Guest post by Mark Ware, a consultant who assisted with the analysis of this years’ Author Insights Survey. The data from this survey has been made open access for anyone who would like to use it.
It used to be said that journal publishers knew little of researchers and the detail of their roles as authors and readers, despite representing the lifeblood of their businesses.
This has changed dramatically in recent years, with a series of large-scale surveys from publishers and academic researchers, combined with other techniques including online log analysis, focus groups, usability labs observation and ethnographic studies.
The latest Author Insights survey from Nature Publishing Group continues this trend and provides a host of fascinating insights into researcher attitudes. The survey repeats some questions from their 2014 and 2013 surveys, including open access topics, allowing changes to be tracked, but also covers the new topics of journal reputation and how researchers value publisher services.
Over 22,000 researchers completed the survey, with the analysis based on the 21,377 respondents that had published at least one paper in the last 3 years. These active authors included researchers from STM and HSS (humanities and social science) fields, though numerically dominated by STM respondents (86%).
The extent to which open access has become normal is shown by the 59% of researchers that had published at least 1 OA paper in the last 3 years (47% with an APC; 27% without). This proportion only grew a little compared to 2014, though, with what growth there was concentrated in HSS.
A small minority (7%) published exclusively OA; these fans tended to be younger and more likely to be based in Asia (13%).
On the other hand this still leaves 40% not publishing OA, rising to 43% in the physical sciences and 58% in HSS. This wasn’t because authors were unaware of OA options: only 6% cited this as a reason. The highest-ranked obstacle to publishing OA was concern about the perceived quality of OA journals, showing this issue remains potent, particular for older researchers and those in N America. After quality concerns, cost issues dominated, with around a third saying they were unable or unwilling to pay APCs.
Funder policies are acknowledged to be a major influence on the growth of open access, but researchers in this survey were poorly informed about their funders’ requirements. Some 35% said their funder made no requirements, but analysis of these respondents’ stated primary funders showed this was incorrect in many cases. A further 24% said they “didn’t know”, so that nearly 60% lacked good knowledge of their funders’ requirements.
The influence of funders on journal selection, however, appears to be growing. Although this was the least important factor in journal selection, it was nonetheless described as important or very important by 18% of respondents, up from 15% in 2014. Funder influence was highest in Asia (judged as important or very important by 27% of Asian repondents), and lowest in N America and among HSS researchers (both 14%).
The factors used by authors to select journals for submission have been studied before, and there were few surprises here. The most important factors cited were journal reputation, Impact Factor, relevance, quality of peer review, and speed of peer review, with STM researchers placing more emphasis on Impact Factor, and HSS researchers on journal readership.

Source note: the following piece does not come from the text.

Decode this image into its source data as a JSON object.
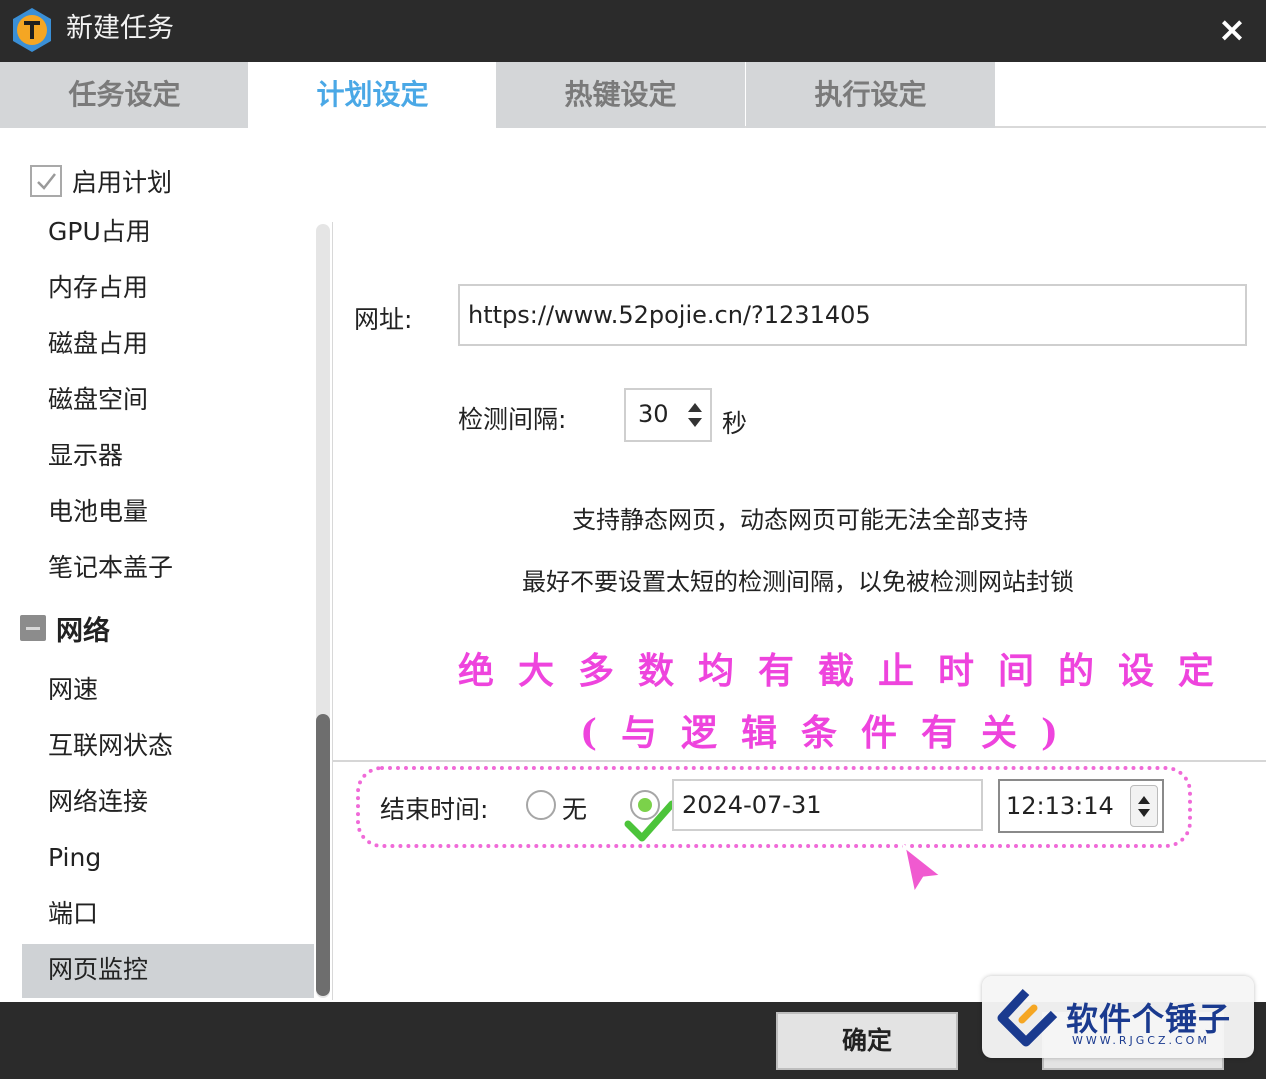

On the other hand, having the option for immediate open access, offering cascade peer review, and funder influence were of little importance to most researchers.
One of the advantages of this survey was its exploration of what researchers actually meant by journal reputation. Most important seems to be the perception of where their peers choose to publish their best work. Encouragingly, consistency of quality was also important; my feeling is that many researchers see consistency as a reflection of good peer review and active editors.
The Impact Factor retains its dominance as a key measure of journal quality, particularly among “next generation” researchers. It was the second most important element in assessing journal reputation, and ranked 1st, 2nd or 3rd by over 60% of respondents. Researchers in Medicine placed the most weight on it, and those in HSS the least. Its importance was greatest among researchers from Asia, followed by Europe, and then N America. Younger researchers also attached more weight to it than older ones.
Readership is an important factor in journal selection, but what aspects of it do researchers value? For journal reputation, what matters is the size of readership within the researcher’s own discipline; conversely, the geographic spread of readership, and having readership among interdisciplinary and industrial or government audiences, are all relatively unimportant. Similarly, in describing their ideal audience, researchers have (on average) a strong interest in being read by their peers, with only limited interest in researchers from outside their own field or practitioners in their field, and have very little interest in everyone else (including lay audiences or policy-makers).
Finally, what publisher services do researchers value? Those highly valued were the core activities: constructive peer review; making the article discoverable; and rapid peer review. On the other hand, least valued were the arguably peripheral services such as supporting rich media; promoting the paper; offering cascade peer review; and pre-submission services. It’s possible that some of these score low on average but remain important to a minority of authors, or in particular circumstances; it may also be that things like supporting rich media are simply taken for granted these days.
Mark is a publishing consultant to the STM publishing and information sectors. Prior to establishing his own consulting practice in 2003, he held positions at Ingenta, CMP Information, and IOP Publishing. He is the author of The STM Report: An overview of scientific and scholarly journal publishing. More at: www.markwareconsulting.com